Unsurprisingly Blair, senior members of the Cabinet and his top aides will retreat to a nuclear bunker or what we are told is an “alternative seat of Government” while all this is going on.
Many can be forgiven for thinking that this theatrical air, like last month’s military romp around London’s Heathrow Airport, has more to do with a Government attempt to create a climate of fear before it launches Armageddon against Iraq than genuine security needs. It is, for instance, puzzling to note that London’s “Ring of Steel” - the police check-points which controlled access in and out of the City of London before the IRA cease-fire - has not been re-activated for starters.
The hidden agenda that belies all this talk of terror is to confuse the people into thinking that Saddam Hussein’s Iraq and Osama bin Laden’s Al Qaeda movement are all part of one anti-Western Islamic terrorist front. The purpose is to justify the invasion and occupation of Iraq and hand over its nationalised oil-fields to the big oil corporations. It has worked up to a point in the United States. It has singularly failed in Britain, the rest of Europe and most of the world.
Bin Laden and the militant Islamic order he heads have been around for a long time. He played a major role in the campaign to drive the Soviet army out of Afghanistan and bring down the progressive government in Kabul with the blessing and support of the House of Saud and American imperialism. But his friendship with the Americans ended with the permanent stationing of US troops in Saudi Arabia during the first Gulf War. Al Qaeda has vowed to drive them out and it has been waging a terror campaign against American interests since 1991. No-one doubted Bin Laden’s capabilities, even before the September 11 attacks on New York and Washington. But no-one believes that this Islamic fundamentalist has ever had any help or assistance from Saddam Hussein’s government nor has the Bush administration produced one scrap of evidence to back up their claims that he has.

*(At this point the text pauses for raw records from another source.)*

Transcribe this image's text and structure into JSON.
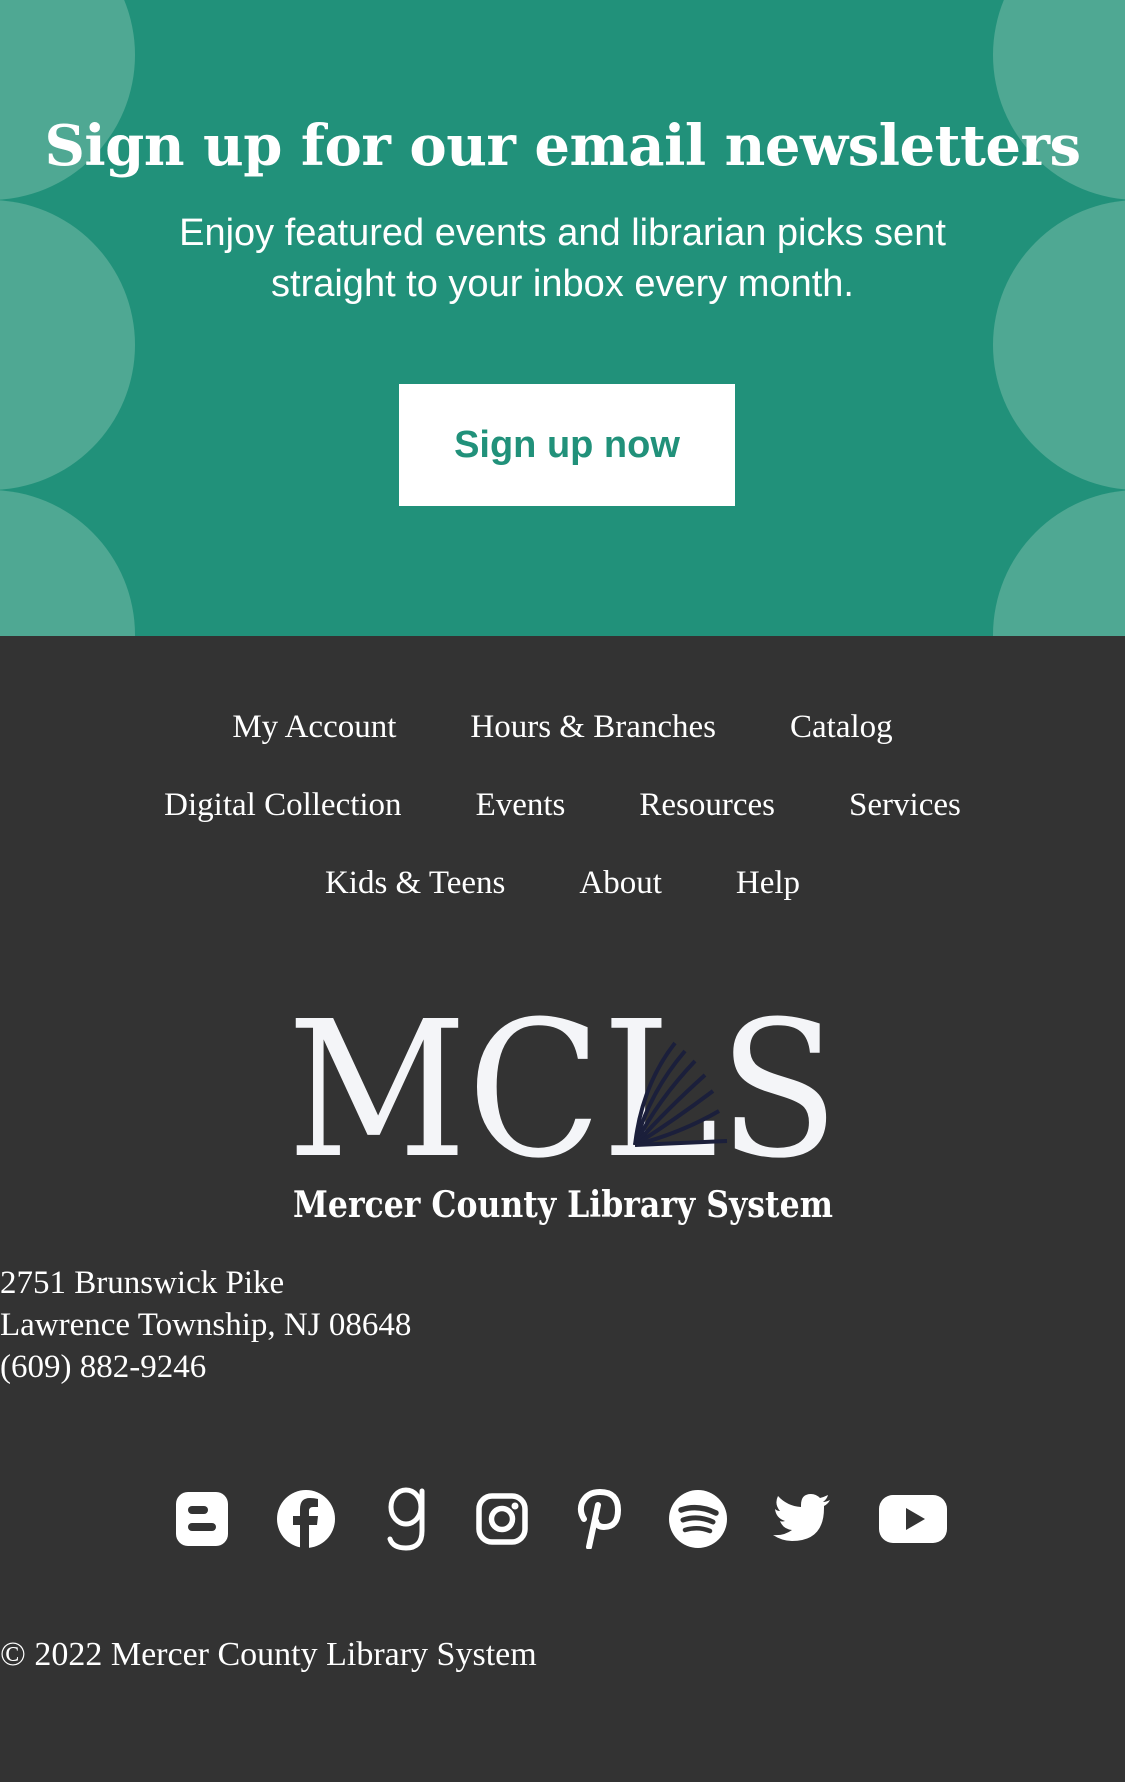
{
  "banner": {
    "title": "Sign up for our email newsletters",
    "subtitle": "Enjoy featured events and librarian picks sent straight to your inbox every month.",
    "button_label": "Sign up now"
  },
  "nav": {
    "row1": [
      "My Account",
      "Hours & Branches",
      "Catalog"
    ],
    "row2": [
      "Digital Collection",
      "Events",
      "Resources",
      "Services"
    ],
    "row3": [
      "Kids & Teens",
      "About",
      "Help"
    ]
  },
  "logo": {
    "letters": "MCLS",
    "name": "Mercer County Library System"
  },
  "address": {
    "street": "2751 Brunswick Pike",
    "city": "Lawrence Township, NJ 08648",
    "phone": "(609) 882-9246"
  },
  "social_icons": [
    "blogger-icon",
    "facebook-icon",
    "goodreads-icon",
    "instagram-icon",
    "pinterest-icon",
    "spotify-icon",
    "twitter-icon",
    "youtube-icon"
  ],
  "copyright": "© 2022 Mercer County Library System",
  "colors": {
    "banner_bg": "#21917a",
    "banner_scallop": "#4fa893",
    "footer_bg": "#333333",
    "text": "#ffffff",
    "logo_book": "#1b1f3b"
  }
}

On the other hand no one seriously believes Iraq is a threat to anyone these days. Certainly not Iraq’s neighbours, who with the shameful exception of the puppet Kuwaiti oil-princes have all publicly come out against an Anglo-American attack. And definitely not Blair’s spin-merchants who glibly say that the Iraqi government will collapse like a house of cards when the American and British troops move in.
Millions against war
All over the world millions upon millions of people are demanding peace and their views have been heeded in Germany, France and now, at least for the moment in Turkey. The Turkish parliament’s refusal to endorse the US request to use its bases for a northern flanking attack on Iraq has further isolated Anglo-American imperialism. The Turkish parliamentary opposition to the war was big enough to block the move, which was linked to a 15 billion dollars-worth of American “aid” - a sweetener which Washington hoped would be enough to bribe the new Turkish government into betraying the people who only recently voted it into office.
The closeness of the Turkish vote in fact didn’t do justice to Turkish opinion, which is overwhelmingly against getting involved in a war with Iraq. And the Ankara government is coming under renewed pressure from London and Washington to try to steamroller the US request through parliament again.
Whether they succeed will depend largely on the continued pressure on the Turkish street. And it’s the same here. Last week’s parliamentary rebellion against Blair was the biggest so far in the House of Commons. The Labour rebels, along with the Liberal Democrats, the Welsh and Scottish nationalists and even some Conservatives, made a principled stand for peace knowing that millions of British people back them. The greater the protests the greater the hope that this war can be stopped before it starts. It can and must be stopped.
Back to index